Take the line containing "Enumerate this screenshot's" and every line after it to the end of the data, and write them out exactly as they appear.

RECORDS PROVIDED START

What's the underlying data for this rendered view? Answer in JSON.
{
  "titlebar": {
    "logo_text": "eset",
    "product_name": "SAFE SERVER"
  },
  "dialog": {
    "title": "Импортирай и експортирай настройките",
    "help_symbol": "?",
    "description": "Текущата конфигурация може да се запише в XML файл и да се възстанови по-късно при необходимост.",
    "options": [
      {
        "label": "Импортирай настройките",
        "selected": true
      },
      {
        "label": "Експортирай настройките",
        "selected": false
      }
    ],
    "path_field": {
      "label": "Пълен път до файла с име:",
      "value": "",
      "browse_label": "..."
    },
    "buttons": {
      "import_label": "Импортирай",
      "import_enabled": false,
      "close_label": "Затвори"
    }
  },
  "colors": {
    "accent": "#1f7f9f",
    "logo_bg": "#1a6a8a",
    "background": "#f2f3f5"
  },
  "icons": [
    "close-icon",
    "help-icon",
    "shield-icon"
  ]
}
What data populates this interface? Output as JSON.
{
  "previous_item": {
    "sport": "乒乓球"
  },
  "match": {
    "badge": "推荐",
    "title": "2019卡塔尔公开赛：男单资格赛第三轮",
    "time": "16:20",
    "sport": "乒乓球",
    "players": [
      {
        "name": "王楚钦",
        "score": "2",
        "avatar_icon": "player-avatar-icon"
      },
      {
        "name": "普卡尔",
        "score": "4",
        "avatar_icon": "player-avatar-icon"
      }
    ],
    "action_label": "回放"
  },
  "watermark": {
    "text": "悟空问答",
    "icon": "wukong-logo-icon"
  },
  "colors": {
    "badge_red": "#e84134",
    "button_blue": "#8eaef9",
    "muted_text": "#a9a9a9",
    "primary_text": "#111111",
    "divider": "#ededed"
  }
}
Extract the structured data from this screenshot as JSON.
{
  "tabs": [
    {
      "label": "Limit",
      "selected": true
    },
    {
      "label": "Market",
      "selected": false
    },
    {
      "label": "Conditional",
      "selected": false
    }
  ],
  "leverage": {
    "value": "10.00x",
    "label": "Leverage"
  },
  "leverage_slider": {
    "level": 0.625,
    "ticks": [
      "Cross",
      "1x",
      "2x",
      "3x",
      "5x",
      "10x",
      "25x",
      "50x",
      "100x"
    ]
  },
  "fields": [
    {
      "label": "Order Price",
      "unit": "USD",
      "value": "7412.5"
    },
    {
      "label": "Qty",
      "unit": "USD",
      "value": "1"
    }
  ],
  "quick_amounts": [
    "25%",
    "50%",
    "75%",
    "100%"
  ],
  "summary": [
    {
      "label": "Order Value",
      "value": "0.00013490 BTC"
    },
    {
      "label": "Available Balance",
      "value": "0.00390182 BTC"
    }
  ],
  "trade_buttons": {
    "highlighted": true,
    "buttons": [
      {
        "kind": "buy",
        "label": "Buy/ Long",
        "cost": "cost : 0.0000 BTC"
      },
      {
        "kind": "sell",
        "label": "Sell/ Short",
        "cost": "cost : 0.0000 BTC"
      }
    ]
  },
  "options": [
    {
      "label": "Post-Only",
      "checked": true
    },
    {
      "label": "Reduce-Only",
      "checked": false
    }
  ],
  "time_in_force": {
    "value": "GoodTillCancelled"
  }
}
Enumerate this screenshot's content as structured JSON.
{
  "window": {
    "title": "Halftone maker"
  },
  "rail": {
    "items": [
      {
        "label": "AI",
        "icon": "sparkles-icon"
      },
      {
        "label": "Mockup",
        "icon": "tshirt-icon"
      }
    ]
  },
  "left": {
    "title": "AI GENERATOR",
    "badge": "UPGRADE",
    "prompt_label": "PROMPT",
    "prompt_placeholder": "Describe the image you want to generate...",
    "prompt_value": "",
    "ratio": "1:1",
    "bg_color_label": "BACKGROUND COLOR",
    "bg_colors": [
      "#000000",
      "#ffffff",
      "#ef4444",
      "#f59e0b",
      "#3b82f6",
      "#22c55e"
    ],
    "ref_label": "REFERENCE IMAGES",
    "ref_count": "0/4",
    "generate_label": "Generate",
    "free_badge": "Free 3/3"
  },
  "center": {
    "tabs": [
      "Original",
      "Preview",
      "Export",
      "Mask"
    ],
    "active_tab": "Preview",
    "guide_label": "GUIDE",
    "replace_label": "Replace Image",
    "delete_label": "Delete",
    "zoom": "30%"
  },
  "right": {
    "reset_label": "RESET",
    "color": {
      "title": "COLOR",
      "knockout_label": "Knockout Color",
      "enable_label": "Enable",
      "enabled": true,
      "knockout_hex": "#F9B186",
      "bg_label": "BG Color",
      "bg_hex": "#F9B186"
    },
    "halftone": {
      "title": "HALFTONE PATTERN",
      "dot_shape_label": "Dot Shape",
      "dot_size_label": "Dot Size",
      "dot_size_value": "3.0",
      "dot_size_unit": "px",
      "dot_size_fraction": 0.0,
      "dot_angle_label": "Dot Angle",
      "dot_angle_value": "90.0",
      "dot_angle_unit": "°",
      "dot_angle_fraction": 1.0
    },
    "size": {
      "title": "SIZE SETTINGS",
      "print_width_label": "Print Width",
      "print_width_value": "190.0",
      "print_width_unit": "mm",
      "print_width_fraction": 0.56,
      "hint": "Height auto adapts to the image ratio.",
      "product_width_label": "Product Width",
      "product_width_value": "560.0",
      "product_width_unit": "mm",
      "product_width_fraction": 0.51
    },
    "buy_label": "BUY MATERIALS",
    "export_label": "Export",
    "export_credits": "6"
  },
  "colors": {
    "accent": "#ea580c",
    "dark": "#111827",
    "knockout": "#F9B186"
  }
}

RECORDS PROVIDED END

— RESPONSE TO THIS EXERCISE —
Enumerate this screenshot's content as structured JSON.
{
  "window": {
    "title": "Halftone maker"
  },
  "rail": {
    "items": [
      {
        "label": "AI",
        "icon": "sparkles-icon"
      },
      {
        "label": "Mockup",
        "icon": "tshirt-icon"
      }
    ]
  },
  "left": {
    "title": "AI GENERATOR",
    "badge": "UPGRADE",
    "prompt_label": "PROMPT",
    "prompt_placeholder": "Describe the image you want to generate...",
    "prompt_value": "",
    "ratio": "1:1",
    "bg_color_label": "BACKGROUND COLOR",
    "bg_colors": [
      "#000000",
      "#ffffff",
      "#ef4444",
      "#f59e0b",
      "#3b82f6",
      "#22c55e"
    ],
    "ref_label": "REFERENCE IMAGES",
    "ref_count": "0/4",
    "generate_label": "Generate",
    "free_badge": "Free 3/3"
  },
  "center": {
    "tabs": [
      "Original",
      "Preview",
      "Export",
      "Mask"
    ],
    "active_tab": "Preview",
    "guide_label": "GUIDE",
    "replace_label": "Replace Image",
    "delete_label": "Delete",
    "zoom": "30%"
  },
  "right": {
    "reset_label": "RESET",
    "color": {
      "title": "COLOR",
      "knockout_label": "Knockout Color",
      "enable_label": "Enable",
      "enabled": true,
      "knockout_hex": "#F9B186",
      "bg_label": "BG Color",
      "bg_hex": "#F9B186"
    },
    "halftone": {
      "title": "HALFTONE PATTERN",
      "dot_shape_label": "Dot Shape",
      "dot_size_label": "Dot Size",
      "dot_size_value": "3.0",
      "dot_size_unit": "px",
      "dot_size_fraction": 0.0,
      "dot_angle_label": "Dot Angle",
      "dot_angle_value": "90.0",
      "dot_angle_unit": "°",
      "dot_angle_fraction": 1.0
    },
    "size": {
      "title": "SIZE SETTINGS",
      "print_width_label": "Print Width",
      "print_width_value": "190.0",
      "print_width_unit": "mm",
      "print_width_fraction": 0.56,
      "hint": "Height auto adapts to the image ratio.",
      "product_width_label": "Product Width",
      "product_width_value": "560.0",
      "product_width_unit": "mm",
      "product_width_fraction": 0.51
    },
    "buy_label": "BUY MATERIALS",
    "export_label": "Export",
    "export_credits": "6"
  },
  "colors": {
    "accent": "#ea580c",
    "dark": "#111827",
    "knockout": "#F9B186"
  }
}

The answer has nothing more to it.